My recommendation is that you not dismiss this opportunity lightly. Take a few minutes to check out the workshops and the schedule. If you're a good Manitoban like me, it'll be hard for you to pass up this good deal!

Thursday, September 9, 2010


In mid-June I attended some of the Truth and Reconciliation Commission (TRC) events held at the Forks in Winnipeg. Hearing the stories of the survivors of the residential schools gave me pause to reflect on my response to this dark chapter in our relationship to the Native people of this country.

Where do I, the son of an immigrant, fit into this picture? As a Canadian I feel a sense of accountability for the actions taken by the government of this country. As a member of a Christian faith community I feel a deep shame at the flagrant disregard for the rights and outright abuses perpetrated in the name of "Christian Mission". As a member of the Mennonite faith community I am well aware that my forbears maintained their identity by having a very strong focus on worship and education as they moved from their originating countries in Europe to the Ukraine, North America, Paraguay, Mexico and the list goes on and on. As each new community was formed, the school played a pivotal role in educating with the specific goal of propagating the faith and the culture of my particular faith group.

The Mennonite faith community has been very involved in "mission work" and has seen the value of the school as an institution for fostering not only the academic development of the students but also that of faith and culture. It raises a haunting question: In spite of our good intentions, were we inadvertently partners in the effort to erase the cultural identity of the students in this setting?

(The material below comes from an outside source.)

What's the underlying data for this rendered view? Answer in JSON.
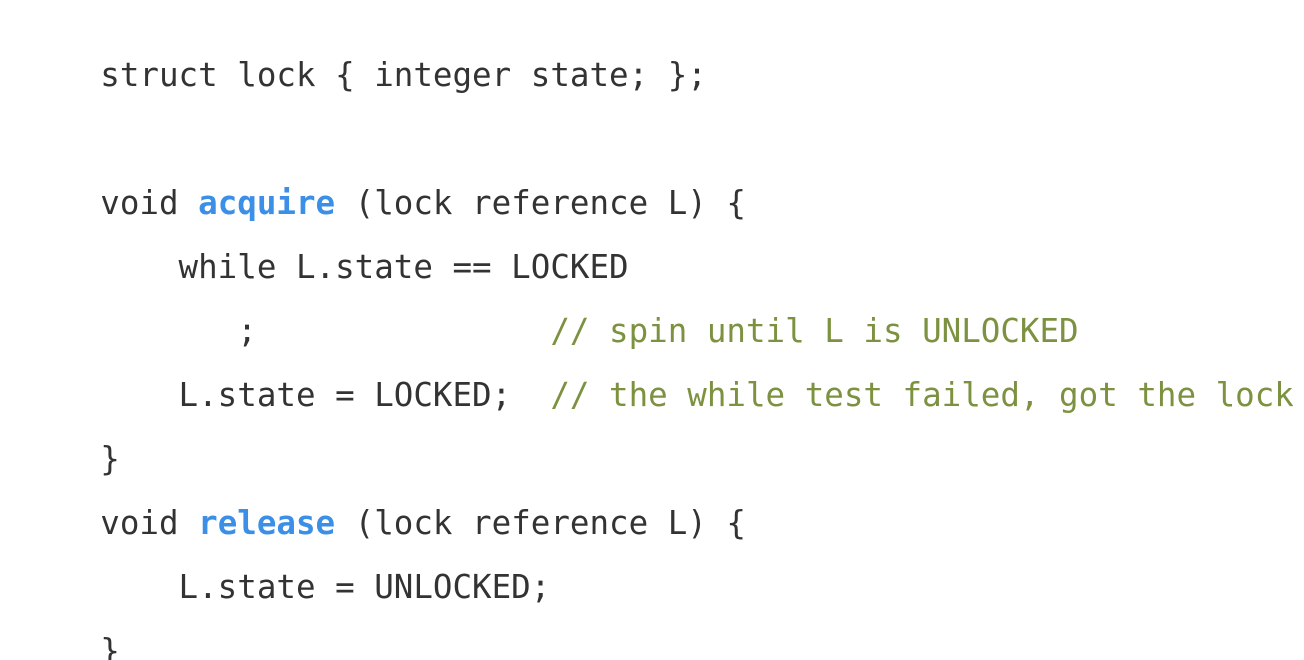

In a small group setting where these issues were being discussed, a suggestion surfaced to the effect that, as recent immigrants fleeing war-torn Europe and having struggled for survival in various other countries, we had "pulled ourselves up by the bootstraps". Could we not expect others to do the same?

As I reflected on the imagery of "bootstraps" it struck me that our "bootstraps" had been woven over the centuries in the context of our schools and communities. In many cases, these had been transported intact as we migrated from one country to another. True, for many of the immigrants, especially those fleeing the soviet regime after having been stripped of their spiritual leaders and in many cases, of the male members of the family, fathers and brothers, the straps had become frayed and extremely weakened. However, most of these people found their way into a pre-existent community of support in their new environment. There is no comparison between the above experience and that of the cultural groups who, for several generations, were subjected to a very deliberate and conscious "cutting of the cultural bootstraps" with an equally deliberate

Can we as outsiders "fix the damage?" "No!" We need to recognize that the mending can happen but only as the ones who suffered the loss live in community with each other and reconnect their "cultural bootstraps". We need to honour and celebrate all cultures, not only our own. In such an atmosphere reconciliation is possible. This process can be an uplifting experience.<

The stories need to be told. We need to listen. We need to acknowledge our involvement, deliberate or inadvertent in the injustice that was done. We need to honour the culture that is bringing them back into their rightful place in this country and we need to count it a privilege when we are asked to join in the celebration of their "bootstraps".

Submitted by Martin Penner
Volunteer with Circles of Support and Accountability (CoSA)